Lex Treinen
Debi Kennedy puts her ballot in the electronic voting machine at the precinct at the ANB Hall on Oct. 4. Borough officials say the elections went smoothly with zero complaints.

Younger and more progressive candidates are poised to sweep the open seats in the assembly, mayoral and planning commission elections in Haines, held on Tuesday.

“I think there’s a dissatisfaction in the general population about how the government has been operating,” said Tom Morphet, who won the mayoral race with about 53% of the vote. “I think I was able to tap into that.”

Morphet’s win was bolstered by a trio of new public office candidates running for the three vacant assembly seats: Kevin Forster, Craig Loomis and Natalie Dawson. The three campaigned together, taking out ads in CVN, that ultimately let them cruise to victory over their opponents, incumbent Jerry Lapp and Diana Lapham.

In the planning commission race, new candidates Erika Merklin, Patty Brown, Brian O’Riley, Derek Poinsette, Rachel Saitzyk, Eben Sargent and Dan Schultz appeared in the lead, with about 30 votes that could still be counted as of Tuesday morning.

Those candidates bested incumbent Richard Clement, Scott Hansen and Rodney Hinson. Sargent led Hansen by just six votes as of Tuesday evening, meaning the final seat could flip before counting is over. Borough clerk Alekka Fullerton said the 29 remaining votes include question votes by people who presented themselves at the precinct on Tuesday but didn’t appear on voter rolls, as well as mail-in ballots that need to be postmarked by Tuesday. The assembly will canvas on Tuesday, Oct. 10 to finalize the count, after which candidates can challenge results before new candidates are sworn-in on Oct. 24.

Fullerton said overall, the election went smoothly with no complaints.

“Everything balanced to the vote as it always does. I would not have gone to sleep if it hadn’t,” she said.

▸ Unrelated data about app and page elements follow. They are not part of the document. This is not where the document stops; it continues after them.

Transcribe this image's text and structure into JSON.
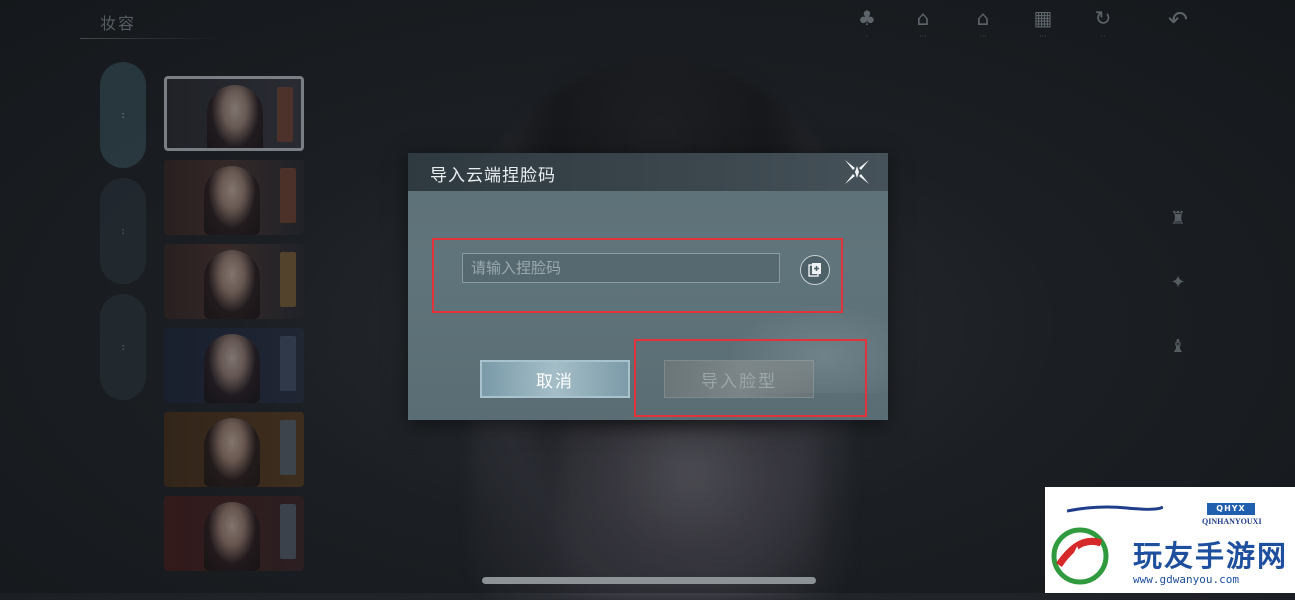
{
  "background": {
    "top_title": "妆容"
  },
  "toolbar": {
    "items": [
      {
        "icon": "tree-icon",
        "caption": "·"
      },
      {
        "icon": "home-icon",
        "caption": "···"
      },
      {
        "icon": "home-alt-icon",
        "caption": "···"
      },
      {
        "icon": "grid-icon",
        "caption": "···"
      },
      {
        "icon": "refresh-icon",
        "caption": "··"
      }
    ],
    "back_icon": "undo-icon"
  },
  "side_tabs": [
    {
      "label": "··"
    },
    {
      "label": "··"
    },
    {
      "label": "··"
    }
  ],
  "dialog": {
    "title": "导入云端捏脸码",
    "close_icon": "close-x-icon",
    "input_placeholder": "请输入捏脸码",
    "input_value": "",
    "paste_icon": "paste-icon",
    "cancel_label": "取消",
    "import_label": "导入脸型"
  },
  "watermark": {
    "badge": "QHYX",
    "subtitle": "QINHANYOUXI",
    "title": "玩友手游网",
    "url": "www.gdwanyou.com"
  },
  "colors": {
    "highlight": "#e0333a",
    "dialog_header": "#2f3a40",
    "cancel_button": "#a4bec8",
    "watermark_blue": "#1e4f9e"
  }
}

The planning commission election was the first ever for the borough, which until a citizens’ initiative this spring, saw commissioners appointed by the Mayor. Proponents of the elected planning commission said the win was a result of opposition about planning commission decisions to grant heliport permits in mostly residential areas.

Morphet said that during the campaign, the issue of the proposed Palmer Project mine 35 miles north of Haines loomed large on many voters’ minds, but he acknowledged he didn’t really know the reason for his win.

“I wish I knew,” he said.

Dawson, running in her first local election, downplayed the move to more progressive candidates. She emphasized her focus on transparent and representative government after hearing from voters who felt they’d been excluded.

“We often pin it into left versus right ways but in local communities those boundaries get blurred,” she said.

She pointed to her desire to work more closely with tribal governments, as well as younger people concerned about jobs and commercial fishermen.

Forster echoed the emphasis on transparency in local government.

“Incumbents were relying heavily on past experience and almost striving for the past or at least using the past as a blueprint for the future,” he said. “The new ones were asking for more transparency.”

1,147 ballots have been counted so far, over 100 more than last year’s election.